# [Your instructions]
For each line below that includes the string "here", show the whole line.

# [Supplied material]
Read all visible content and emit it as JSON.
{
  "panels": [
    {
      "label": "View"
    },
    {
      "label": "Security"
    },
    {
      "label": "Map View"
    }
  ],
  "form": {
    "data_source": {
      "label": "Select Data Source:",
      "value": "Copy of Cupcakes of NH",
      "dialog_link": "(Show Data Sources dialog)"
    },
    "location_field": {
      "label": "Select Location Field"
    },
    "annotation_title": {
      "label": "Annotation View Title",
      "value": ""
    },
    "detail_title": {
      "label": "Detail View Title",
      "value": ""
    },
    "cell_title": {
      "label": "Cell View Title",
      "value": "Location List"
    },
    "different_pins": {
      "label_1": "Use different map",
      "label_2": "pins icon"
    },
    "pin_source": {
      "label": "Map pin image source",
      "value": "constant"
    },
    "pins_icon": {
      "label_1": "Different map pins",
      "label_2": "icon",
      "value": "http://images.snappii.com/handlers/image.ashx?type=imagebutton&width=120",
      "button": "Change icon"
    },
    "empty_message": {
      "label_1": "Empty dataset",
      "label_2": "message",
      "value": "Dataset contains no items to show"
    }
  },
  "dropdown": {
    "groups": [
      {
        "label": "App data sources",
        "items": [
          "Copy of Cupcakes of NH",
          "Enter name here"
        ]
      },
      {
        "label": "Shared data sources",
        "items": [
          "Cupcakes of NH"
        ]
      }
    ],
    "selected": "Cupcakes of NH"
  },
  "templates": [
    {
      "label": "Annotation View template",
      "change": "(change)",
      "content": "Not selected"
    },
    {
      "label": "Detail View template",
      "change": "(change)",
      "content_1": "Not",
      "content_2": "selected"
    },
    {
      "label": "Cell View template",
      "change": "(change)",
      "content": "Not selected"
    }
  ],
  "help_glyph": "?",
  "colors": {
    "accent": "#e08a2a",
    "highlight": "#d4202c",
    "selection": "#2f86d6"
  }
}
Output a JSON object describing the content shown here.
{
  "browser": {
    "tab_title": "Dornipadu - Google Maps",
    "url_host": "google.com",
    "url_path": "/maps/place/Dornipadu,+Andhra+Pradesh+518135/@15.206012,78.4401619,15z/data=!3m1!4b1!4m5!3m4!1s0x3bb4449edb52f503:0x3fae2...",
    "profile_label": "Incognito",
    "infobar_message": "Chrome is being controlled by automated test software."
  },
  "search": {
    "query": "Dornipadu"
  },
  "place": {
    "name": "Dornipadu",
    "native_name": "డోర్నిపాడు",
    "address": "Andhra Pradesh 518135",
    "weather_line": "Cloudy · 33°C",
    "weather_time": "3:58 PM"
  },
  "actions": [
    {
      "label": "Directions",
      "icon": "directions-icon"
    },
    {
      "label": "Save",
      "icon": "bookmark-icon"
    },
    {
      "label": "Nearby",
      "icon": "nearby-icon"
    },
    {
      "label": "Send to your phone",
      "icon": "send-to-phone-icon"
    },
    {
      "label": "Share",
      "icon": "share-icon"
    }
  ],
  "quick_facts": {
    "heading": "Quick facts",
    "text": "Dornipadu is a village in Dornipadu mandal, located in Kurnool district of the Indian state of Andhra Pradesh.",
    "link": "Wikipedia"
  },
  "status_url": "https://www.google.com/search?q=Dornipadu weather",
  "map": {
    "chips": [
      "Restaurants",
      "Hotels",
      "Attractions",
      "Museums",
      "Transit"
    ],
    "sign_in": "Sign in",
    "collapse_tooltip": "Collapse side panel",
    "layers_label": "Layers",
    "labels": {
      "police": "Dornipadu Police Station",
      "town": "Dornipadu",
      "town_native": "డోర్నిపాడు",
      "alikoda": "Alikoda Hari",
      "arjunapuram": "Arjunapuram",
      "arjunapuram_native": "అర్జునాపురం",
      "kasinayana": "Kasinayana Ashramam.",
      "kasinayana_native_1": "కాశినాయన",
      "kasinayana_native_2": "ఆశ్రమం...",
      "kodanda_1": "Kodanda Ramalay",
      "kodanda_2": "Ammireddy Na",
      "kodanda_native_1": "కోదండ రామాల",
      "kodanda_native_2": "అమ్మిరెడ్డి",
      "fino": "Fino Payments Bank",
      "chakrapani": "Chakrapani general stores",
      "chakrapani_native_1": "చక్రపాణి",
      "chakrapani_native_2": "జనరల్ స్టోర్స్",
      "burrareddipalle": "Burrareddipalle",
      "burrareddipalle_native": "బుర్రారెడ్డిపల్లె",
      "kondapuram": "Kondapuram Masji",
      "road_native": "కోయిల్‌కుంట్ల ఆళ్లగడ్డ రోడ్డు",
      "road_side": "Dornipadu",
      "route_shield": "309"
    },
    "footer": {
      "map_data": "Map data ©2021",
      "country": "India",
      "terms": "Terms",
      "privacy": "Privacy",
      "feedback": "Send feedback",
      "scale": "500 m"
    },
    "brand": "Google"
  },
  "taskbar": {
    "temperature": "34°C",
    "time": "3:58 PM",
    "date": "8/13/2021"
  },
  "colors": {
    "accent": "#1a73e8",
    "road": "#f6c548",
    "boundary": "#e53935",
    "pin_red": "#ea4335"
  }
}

# [Answer to the problem]
          "Enter name here"
Output a JSON object describing the content shown here.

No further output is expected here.